The Anderson Center is working with a nearby equine therapy stable to
provide horse-assisted therapy for children and teenagers. Being with
and riding horses is a growing and widely accepted therapy for
rehabilitating a range of physical, mental, and emotional disabilities.
For individuals with mental or emotional disabilities, the unique
relationship formed with the horse can lead to increased confidence,
patience, self-esteem, awareness and mobility, anticipatory response,
body localization, spatial organization and socialization skills.
of the Anderson Center students has a history of abuse that started at a
young age. She struggles with anxiety that cause her to become
unresponsive. It takes her an extremely long time to build trust with
others; as she typically freezes even in the most casual of
conversations. In equine therapy, she was required to communicate with
the horses and volunteers in order to get the horses to follow her
instruction. The therapists were able to process through her fear and
variations of anxiety through the use of the horses. This process would
not have been possible without the availability of the equine program.
one of our students significantly struggles with Oppositional Defiant
Disorder and ADHD, which makes him very impulsive and oppositional. He
often struggles to see outside of himself and consider how his behaviors
impact his relationships and others around him. The student was matched
with the most defiant and impulsive mini-horse on the farm. He was able
to process his experience/frustration with the horse's failure to
comply with his riding directions. This experience helped the student
see how his behaviors and defiance impact his ability to develop
Another student is diagnosed with
Asperger's, which makes him particular with detail and slow to adapt to
change. He was afraid of the horses, because of a previous experience.
With encouragement from family and staff, the student agreed to go to
the farm but remained adamant that he would not be participating. Once
the student was on site, he was observed challenging his fears with the
horses and by the end of the session was ecstatic to ride his horse.

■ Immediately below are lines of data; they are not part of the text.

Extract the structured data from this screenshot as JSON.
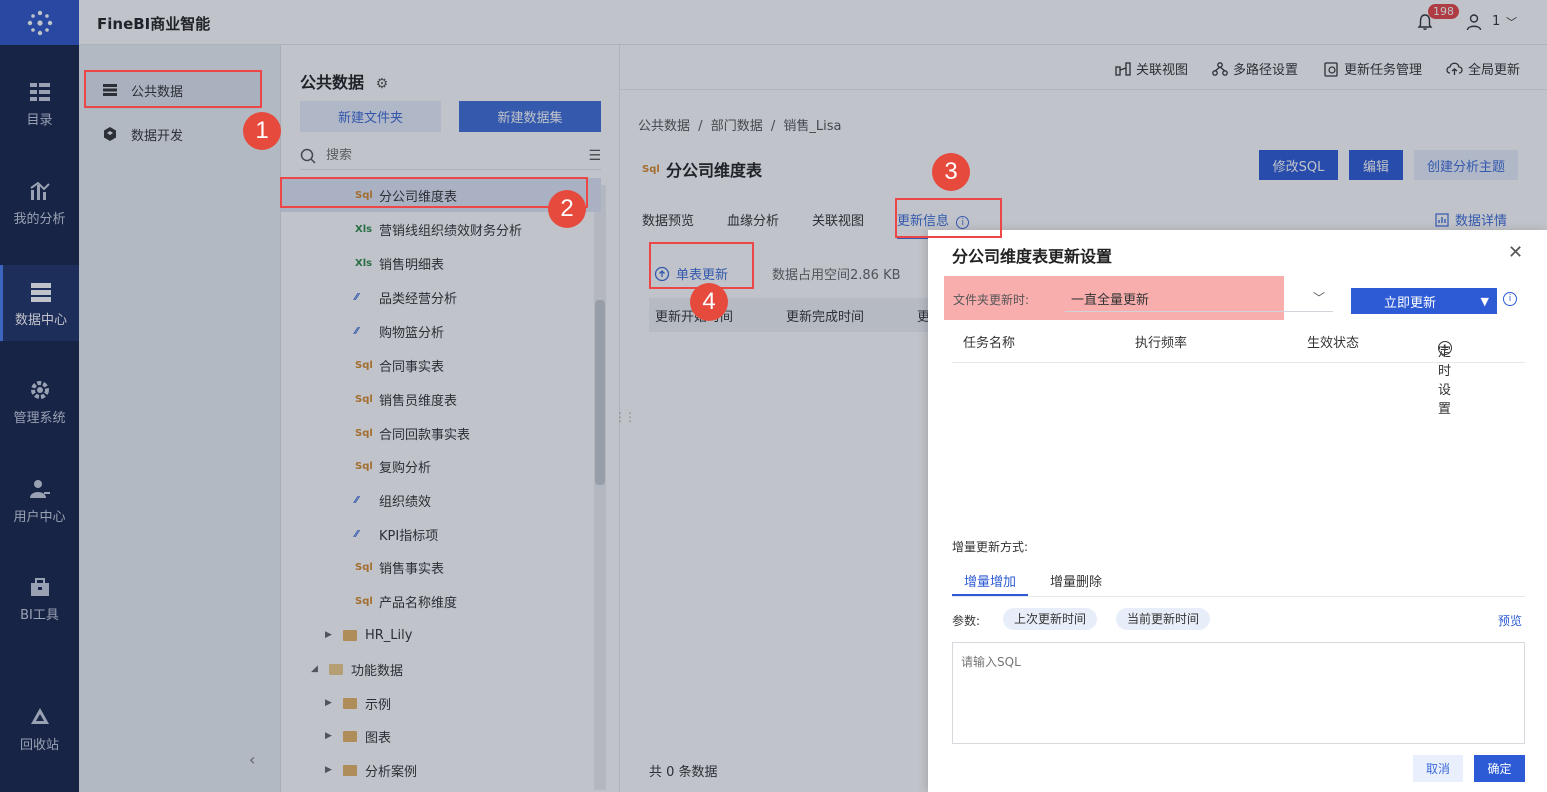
{
  "app": {
    "title": "FineBI商业智能",
    "notification_count": "198",
    "user": "1"
  },
  "leftnav": [
    {
      "label": "目录",
      "icon": "catalog-icon"
    },
    {
      "label": "我的分析",
      "icon": "analysis-icon"
    },
    {
      "label": "数据中心",
      "icon": "data-center-icon"
    },
    {
      "label": "管理系统",
      "icon": "gear-icon"
    },
    {
      "label": "用户中心",
      "icon": "user-icon"
    },
    {
      "label": "BI工具",
      "icon": "toolbox-icon"
    },
    {
      "label": "回收站",
      "icon": "recycle-icon"
    }
  ],
  "col2": {
    "items": [
      {
        "label": "公共数据"
      },
      {
        "label": "数据开发"
      }
    ]
  },
  "col3": {
    "title": "公共数据",
    "new_folder": "新建文件夹",
    "new_dataset": "新建数据集",
    "search_placeholder": "搜索",
    "tree": [
      {
        "label": "分公司维度表",
        "type": "sql",
        "icon_text": "Sql"
      },
      {
        "label": "营销线组织绩效财务分析",
        "type": "xls",
        "icon_text": "Xls"
      },
      {
        "label": "销售明细表",
        "type": "xls",
        "icon_text": "Xls"
      },
      {
        "label": "品类经营分析",
        "type": "an",
        "icon_text": "⁄⁄"
      },
      {
        "label": "购物篮分析",
        "type": "an",
        "icon_text": "⁄⁄"
      },
      {
        "label": "合同事实表",
        "type": "sql",
        "icon_text": "Sql"
      },
      {
        "label": "销售员维度表",
        "type": "sql",
        "icon_text": "Sql"
      },
      {
        "label": "合同回款事实表",
        "type": "sql",
        "icon_text": "Sql"
      },
      {
        "label": "复购分析",
        "type": "sql",
        "icon_text": "Sql"
      },
      {
        "label": "组织绩效",
        "type": "an",
        "icon_text": "⁄⁄"
      },
      {
        "label": "KPI指标项",
        "type": "an",
        "icon_text": "⁄⁄"
      },
      {
        "label": "销售事实表",
        "type": "sql",
        "icon_text": "Sql"
      },
      {
        "label": "产品名称维度",
        "type": "sql",
        "icon_text": "Sql"
      }
    ],
    "folders": [
      {
        "label": "HR_Lily",
        "expanded": false
      },
      {
        "label": "功能数据",
        "expanded": true
      },
      {
        "label": "示例",
        "expanded": false
      },
      {
        "label": "图表",
        "expanded": false
      },
      {
        "label": "分析案例",
        "expanded": false
      }
    ]
  },
  "toolbar": {
    "items": [
      "关联视图",
      "多路径设置",
      "更新任务管理",
      "全局更新"
    ]
  },
  "breadcrumb": [
    "公共数据",
    "/",
    "部门数据",
    "/",
    "销售_Lisa"
  ],
  "dataset": {
    "icon_text": "Sql",
    "title": "分公司维度表",
    "edit_sql": "修改SQL",
    "edit": "编辑",
    "create_topic": "创建分析主题"
  },
  "tabs": [
    "数据预览",
    "血缘分析",
    "关联视图",
    "更新信息"
  ],
  "data_detail": "数据详情",
  "update_panel": {
    "single_update": "单表更新",
    "space_used": "数据占用空间2.86 KB",
    "columns": [
      "更新开始时间",
      "更新完成时间",
      "更"
    ],
    "total": "共 0 条数据"
  },
  "dialog": {
    "title": "分公司维度表更新设置",
    "folder_update_label": "文件夹更新时:",
    "folder_update_value": "一直全量更新",
    "update_now": "立即更新",
    "task_columns": [
      "任务名称",
      "执行频率",
      "生效状态"
    ],
    "timer_setting": "定时设置",
    "incr_label": "增量更新方式:",
    "incr_tabs": [
      "增量增加",
      "增量删除"
    ],
    "params_label": "参数:",
    "params": [
      "上次更新时间",
      "当前更新时间"
    ],
    "preview": "预览",
    "sql_placeholder": "请输入SQL",
    "cancel": "取消",
    "ok": "确定"
  },
  "markers": [
    "1",
    "2",
    "3",
    "4"
  ],
  "colors": {
    "primary": "#2d5bd6",
    "nav_bg": "#15234a",
    "marker_red": "#e64a3d"
  }
}
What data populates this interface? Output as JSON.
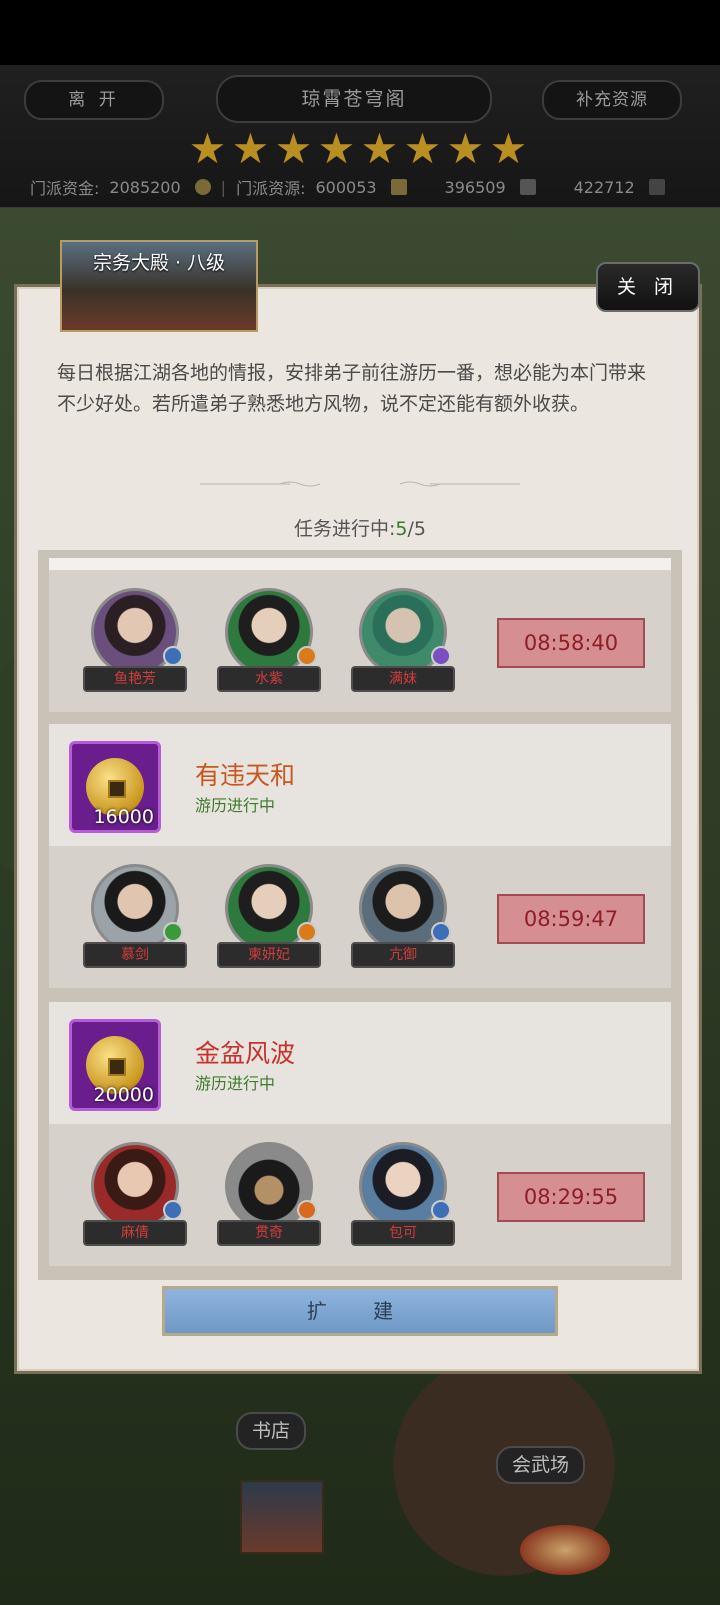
{
  "header": {
    "leave_label": "离 开",
    "title": "琼霄苍穹阁",
    "supply_label": "补充资源",
    "stars": 8,
    "sect_funds_label": "门派资金:",
    "sect_funds_value": "2085200",
    "sect_resource_label": "门派资源:",
    "sect_resource_value": "600053",
    "res2_value": "396509",
    "res3_value": "422712"
  },
  "panel": {
    "banner_title": "宗务大殿 · 八级",
    "close_label": "关 闭",
    "description": "每日根据江湖各地的情报，安排弟子前往游历一番，想必能为本门带来不少好处。若所遣弟子熟悉地方风物，说不定还能有额外收获。",
    "progress_label": "任务进行中:",
    "progress_done": "5",
    "progress_total": "/5",
    "expand_label": "扩 建"
  },
  "missions": [
    {
      "heroes": [
        "鱼艳芳",
        "水紫",
        "满妹"
      ],
      "timer": "08:58:40"
    },
    {
      "title": "有违天和",
      "status": "游历进行中",
      "reward": "16000",
      "heroes": [
        "慕剑",
        "柬妍妃",
        "亢御"
      ],
      "timer": "08:59:47"
    },
    {
      "title": "金盆风波",
      "status": "游历进行中",
      "reward": "20000",
      "heroes": [
        "麻倩",
        "贯奇",
        "包可"
      ],
      "timer": "08:29:55"
    }
  ],
  "map": {
    "bookstore": "书店",
    "arena": "会武场"
  },
  "colors": {
    "title_orange": "#c9571f",
    "title_red": "#c8322c",
    "status_green": "#3e7b2c",
    "timer_bg": "#d58f93",
    "timer_text": "#8e1d26"
  }
}
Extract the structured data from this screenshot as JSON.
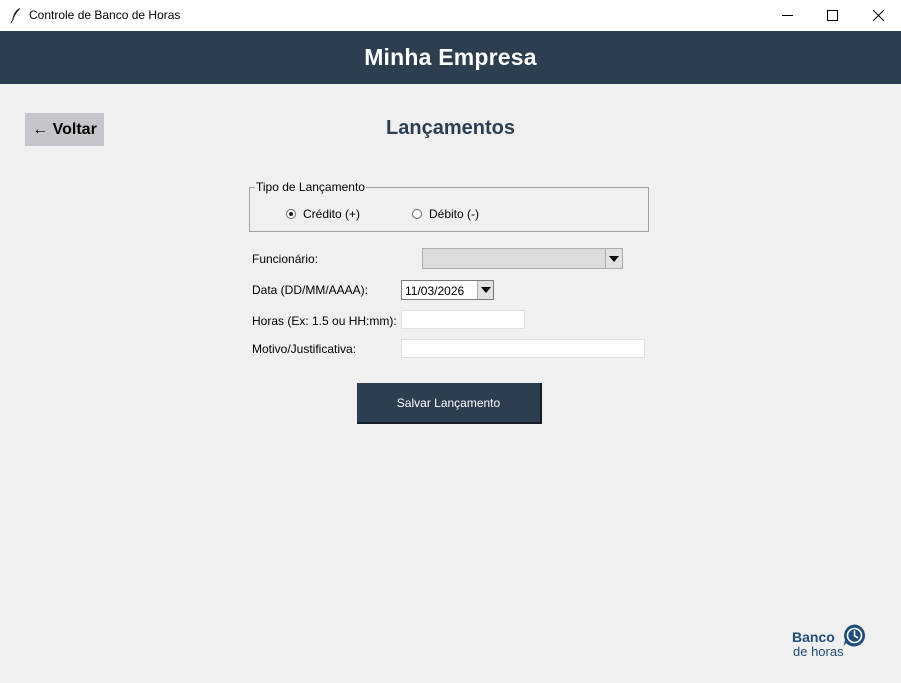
{
  "window": {
    "title": "Controle de Banco de Horas",
    "icon": "feather-icon"
  },
  "header": {
    "company": "Minha Empresa"
  },
  "nav": {
    "back_label": "← Voltar"
  },
  "page": {
    "title": "Lançamentos"
  },
  "type_group": {
    "legend": "Tipo de Lançamento",
    "options": [
      {
        "label": "Crédito (+)",
        "checked": true
      },
      {
        "label": "Débito (-)",
        "checked": false
      }
    ]
  },
  "form": {
    "employee_label": "Funcionário:",
    "employee_value": "",
    "date_label": "Data (DD/MM/AAAA):",
    "date_value": "11/03/2026",
    "hours_label": "Horas (Ex: 1.5 ou HH:mm):",
    "hours_value": "",
    "reason_label": "Motivo/Justificativa:",
    "reason_value": "",
    "save_label": "Salvar Lançamento"
  },
  "logo": {
    "line1": "Banco",
    "line2": "de horas"
  },
  "colors": {
    "primary": "#2c3e50",
    "back_button": "#c3c7cb",
    "background": "#f0f0f0",
    "logo": "#1f4e79"
  }
}
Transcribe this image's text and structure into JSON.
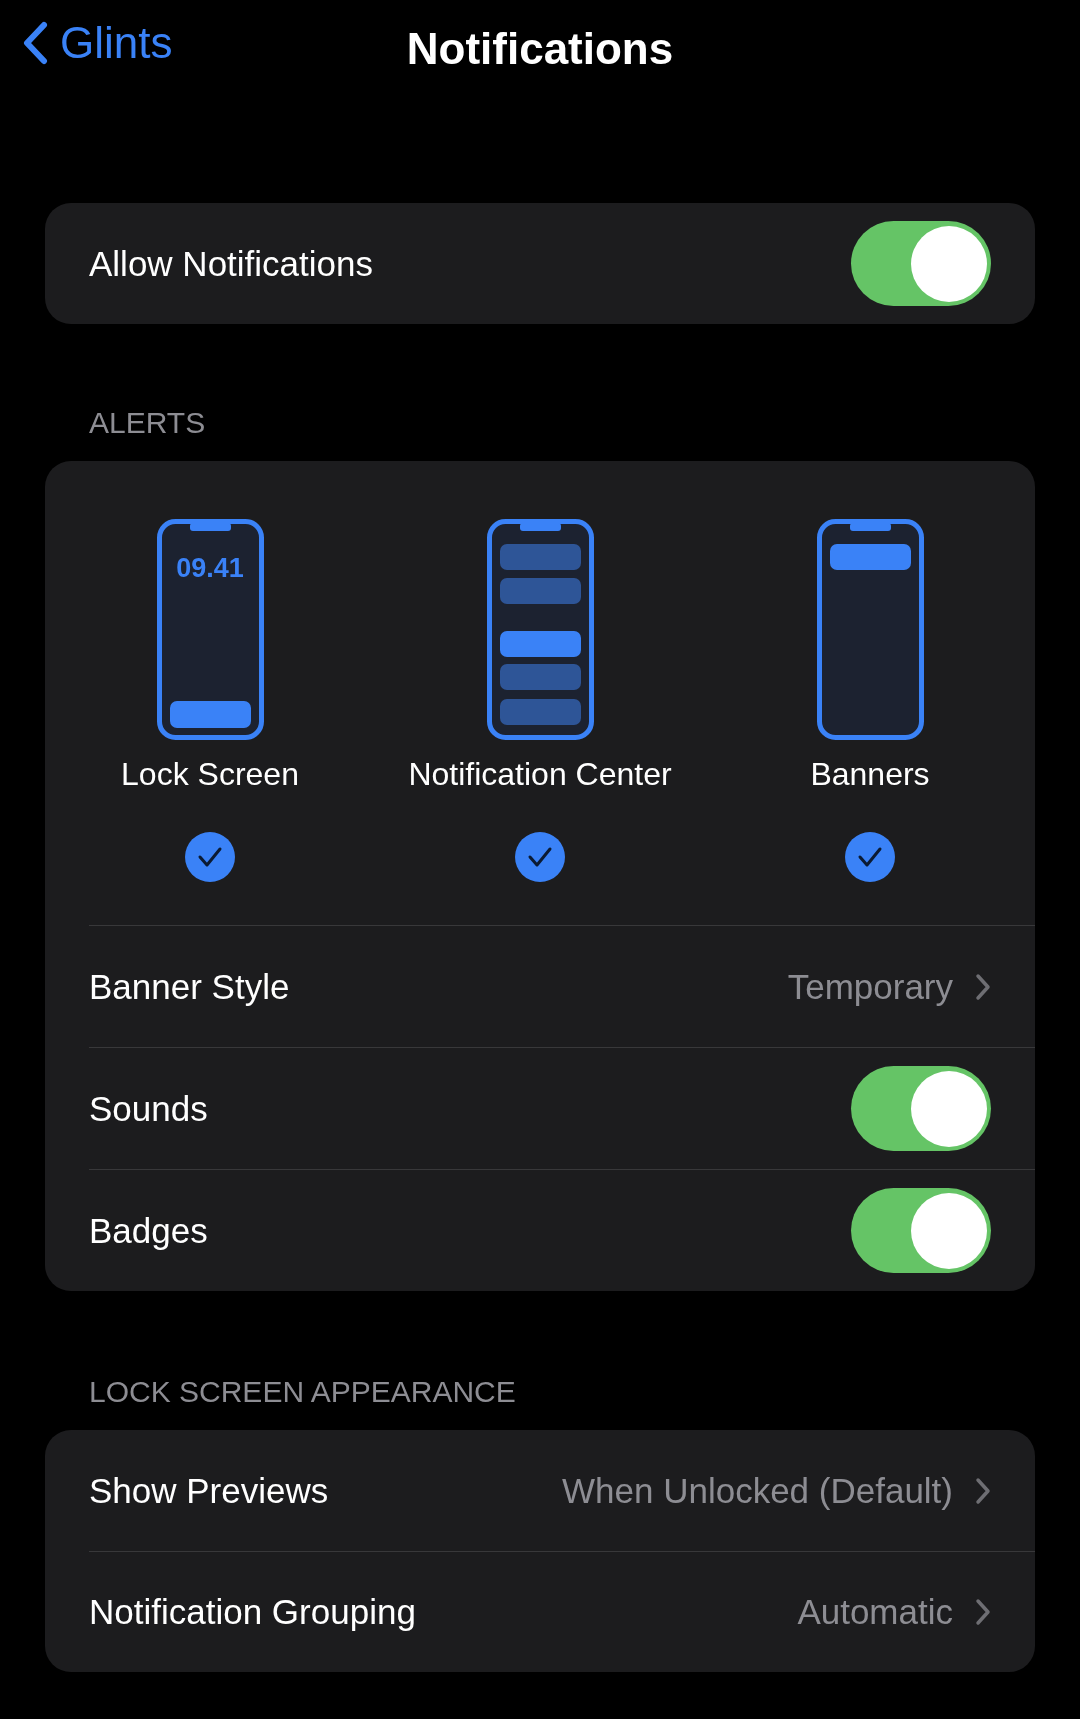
{
  "nav": {
    "back_label": "Glints",
    "title": "Notifications"
  },
  "allow": {
    "label": "Allow Notifications",
    "on": true
  },
  "alerts": {
    "header": "ALERTS",
    "styles": [
      {
        "kind": "lock",
        "label": "Lock Screen",
        "time": "09.41",
        "checked": true
      },
      {
        "kind": "center",
        "label": "Notification Center",
        "checked": true
      },
      {
        "kind": "banner",
        "label": "Banners",
        "checked": true
      }
    ],
    "rows": [
      {
        "kind": "value",
        "label": "Banner Style",
        "value": "Temporary"
      },
      {
        "kind": "toggle",
        "label": "Sounds",
        "on": true
      },
      {
        "kind": "toggle",
        "label": "Badges",
        "on": true
      }
    ]
  },
  "lock_screen": {
    "header": "LOCK SCREEN APPEARANCE",
    "rows": [
      {
        "kind": "value",
        "label": "Show Previews",
        "value": "When Unlocked (Default)"
      },
      {
        "kind": "value",
        "label": "Notification Grouping",
        "value": "Automatic"
      }
    ]
  }
}
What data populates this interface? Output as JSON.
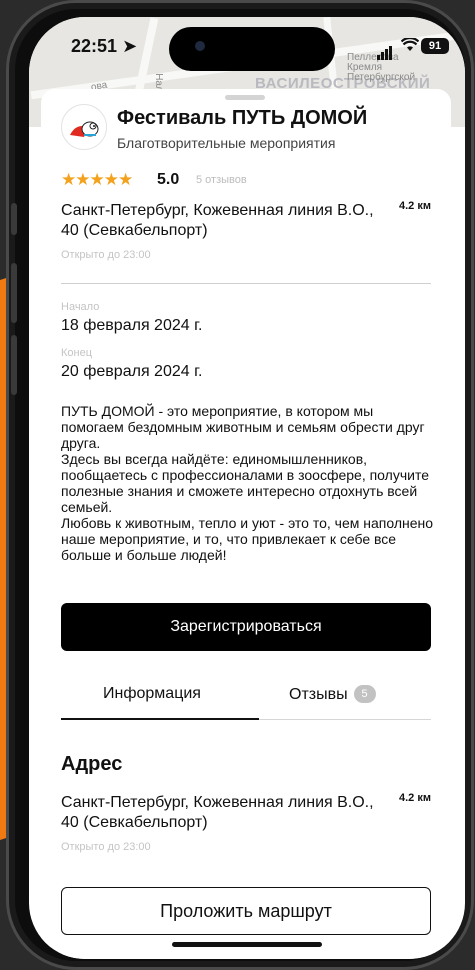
{
  "status_bar": {
    "time": "22:51",
    "battery": "91"
  },
  "map": {
    "district_label": "ВАСИЛЕОСТРОВСКИЙ",
    "street_label_1": "Нал",
    "street_label_2": "ова",
    "poi_label": "Пеллерова Кремля Петербургской"
  },
  "event": {
    "title": "Фестиваль ПУТЬ ДОМОЙ",
    "category": "Благотворительные мероприятия",
    "stars": "★★★★★",
    "rating": "5.0",
    "reviews_count": "5 отзывов",
    "address": "Санкт-Петербург, Кожевенная линия В.О., 40 (Севкабельпорт)",
    "distance": "4.2 км",
    "hours": "Открыто до 23:00",
    "start_label": "Начало",
    "start_date": "18 февраля 2024 г.",
    "end_label": "Конец",
    "end_date": "20 февраля 2024 г.",
    "description": "ПУТЬ ДОМОЙ - это мероприятие, в котором мы помогаем бездомным животным и семьям обрести друг друга.\nЗдесь вы всегда найдёте: единомышленников, пообщаетесь с профессионалами в зоосфере, получите полезные знания и сможете интересно отдохнуть всей семьей.\nЛюбовь к животным, тепло и уют - это то, чем наполнено наше мероприятие, и то, что привлекает к себе все больше и больше людей!"
  },
  "actions": {
    "register_label": "Зарегистрироваться",
    "route_label": "Проложить маршрут"
  },
  "tabs": [
    {
      "label": "Информация",
      "active": true
    },
    {
      "label": "Отзывы",
      "badge": "5",
      "active": false
    }
  ],
  "address_section": {
    "title": "Адрес",
    "address": "Санкт-Петербург, Кожевенная линия В.О., 40 (Севкабельпорт)",
    "distance": "4.2 км",
    "hours": "Открыто до 23:00"
  },
  "colors": {
    "accent_orange": "#f07a12",
    "star_color": "#f4a21d",
    "primary_button": "#000000"
  }
}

This gave the therapy team the opportunity to address the benefits of
change, adjustment, and flexibility with the student and incorporate it
into his daily living.